**AVAILABLE DATA**
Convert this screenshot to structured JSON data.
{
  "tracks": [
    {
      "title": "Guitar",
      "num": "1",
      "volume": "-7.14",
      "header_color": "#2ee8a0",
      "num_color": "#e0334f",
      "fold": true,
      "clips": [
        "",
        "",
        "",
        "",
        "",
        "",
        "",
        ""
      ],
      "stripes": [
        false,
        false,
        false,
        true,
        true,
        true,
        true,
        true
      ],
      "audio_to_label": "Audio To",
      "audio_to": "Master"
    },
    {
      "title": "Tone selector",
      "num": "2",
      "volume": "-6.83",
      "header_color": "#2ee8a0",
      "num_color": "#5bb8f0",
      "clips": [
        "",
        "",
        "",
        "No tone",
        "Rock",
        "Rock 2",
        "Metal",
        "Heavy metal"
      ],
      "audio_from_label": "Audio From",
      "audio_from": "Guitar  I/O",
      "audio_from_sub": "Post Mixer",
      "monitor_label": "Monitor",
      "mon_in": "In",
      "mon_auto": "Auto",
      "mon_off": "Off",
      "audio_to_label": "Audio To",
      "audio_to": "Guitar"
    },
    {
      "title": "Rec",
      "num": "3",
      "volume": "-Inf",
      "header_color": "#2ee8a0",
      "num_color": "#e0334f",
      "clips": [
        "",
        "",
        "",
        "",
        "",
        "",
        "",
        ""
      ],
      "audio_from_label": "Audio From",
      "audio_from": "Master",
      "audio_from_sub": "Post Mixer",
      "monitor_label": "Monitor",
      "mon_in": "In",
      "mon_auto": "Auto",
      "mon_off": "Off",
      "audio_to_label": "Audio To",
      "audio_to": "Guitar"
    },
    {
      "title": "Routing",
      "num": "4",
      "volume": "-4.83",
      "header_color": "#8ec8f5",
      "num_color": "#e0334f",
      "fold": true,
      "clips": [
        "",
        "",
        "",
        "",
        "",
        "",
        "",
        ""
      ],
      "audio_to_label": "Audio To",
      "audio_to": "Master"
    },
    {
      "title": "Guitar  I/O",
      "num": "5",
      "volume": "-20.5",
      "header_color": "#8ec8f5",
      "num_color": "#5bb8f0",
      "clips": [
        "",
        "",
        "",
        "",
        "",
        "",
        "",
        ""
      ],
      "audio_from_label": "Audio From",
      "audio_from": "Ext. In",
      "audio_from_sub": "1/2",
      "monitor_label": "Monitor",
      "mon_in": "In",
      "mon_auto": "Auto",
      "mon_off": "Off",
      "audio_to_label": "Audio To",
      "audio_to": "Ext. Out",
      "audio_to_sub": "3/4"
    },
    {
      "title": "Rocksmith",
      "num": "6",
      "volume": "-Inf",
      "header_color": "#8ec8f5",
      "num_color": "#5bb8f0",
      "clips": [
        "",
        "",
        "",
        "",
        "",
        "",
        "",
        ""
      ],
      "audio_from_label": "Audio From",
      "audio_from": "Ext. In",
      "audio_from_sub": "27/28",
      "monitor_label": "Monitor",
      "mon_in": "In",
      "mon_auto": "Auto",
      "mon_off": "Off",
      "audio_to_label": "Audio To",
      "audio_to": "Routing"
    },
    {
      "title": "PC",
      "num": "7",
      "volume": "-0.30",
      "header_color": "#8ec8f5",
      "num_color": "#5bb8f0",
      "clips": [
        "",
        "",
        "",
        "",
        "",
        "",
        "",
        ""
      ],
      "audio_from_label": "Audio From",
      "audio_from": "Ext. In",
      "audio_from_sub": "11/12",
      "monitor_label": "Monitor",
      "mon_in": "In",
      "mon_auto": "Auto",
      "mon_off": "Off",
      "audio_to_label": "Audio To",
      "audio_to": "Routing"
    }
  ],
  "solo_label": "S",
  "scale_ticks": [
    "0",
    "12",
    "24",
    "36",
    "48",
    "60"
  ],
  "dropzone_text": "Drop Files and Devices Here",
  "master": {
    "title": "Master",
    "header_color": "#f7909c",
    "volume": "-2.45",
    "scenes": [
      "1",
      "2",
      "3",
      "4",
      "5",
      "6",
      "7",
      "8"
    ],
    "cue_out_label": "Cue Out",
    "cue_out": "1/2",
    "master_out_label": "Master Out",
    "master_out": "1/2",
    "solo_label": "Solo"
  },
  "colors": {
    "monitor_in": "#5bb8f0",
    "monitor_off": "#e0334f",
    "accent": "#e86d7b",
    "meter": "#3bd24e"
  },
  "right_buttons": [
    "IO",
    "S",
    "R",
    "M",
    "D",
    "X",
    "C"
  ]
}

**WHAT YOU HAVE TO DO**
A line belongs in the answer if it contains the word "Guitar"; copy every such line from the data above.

**EXPECTED ANSWER**
      "title": "Guitar",
      "audio_from": "Guitar  I/O",
      "audio_to": "Guitar"
      "audio_to": "Guitar"
      "title": "Guitar  I/O",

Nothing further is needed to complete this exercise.